Count up the lines below containing the word "text", and give the result with no other words.
=== Records ===
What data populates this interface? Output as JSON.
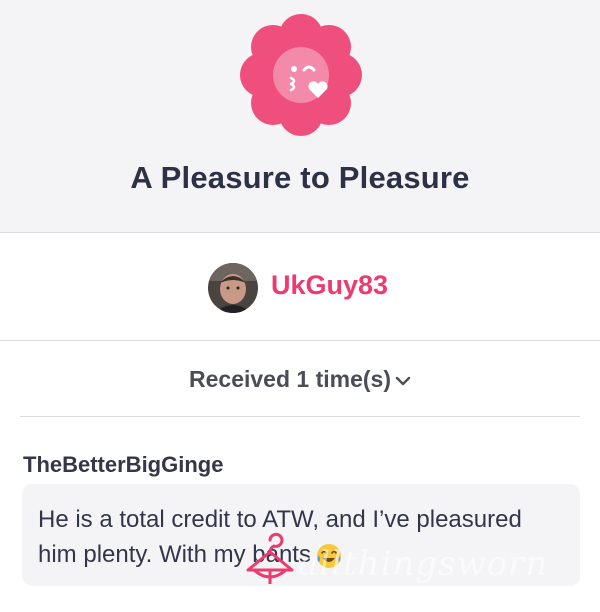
{
  "badge": {
    "icon": "kissing-face-flower-badge-icon",
    "color": "#ef4f7c"
  },
  "title": "A Pleasure to Pleasure",
  "user": {
    "name": "UkGuy83",
    "avatar": "user-avatar-photo"
  },
  "received": {
    "label": "Received 1 time(s)",
    "icon": "chevron-down-icon"
  },
  "review": {
    "author": "TheBetterBigGinge",
    "text": "He is a total credit to ATW, and I’ve pleasured him plenty. With my bants",
    "emoji": "crying-laughing-emoji-icon"
  },
  "watermark": {
    "logo": "hanger-logo-icon",
    "text": "allthingsworn"
  },
  "colors": {
    "accent": "#ec3b6e",
    "header_bg": "#f4f4f6",
    "text": "#2d3146"
  }
}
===
Response to this task. 3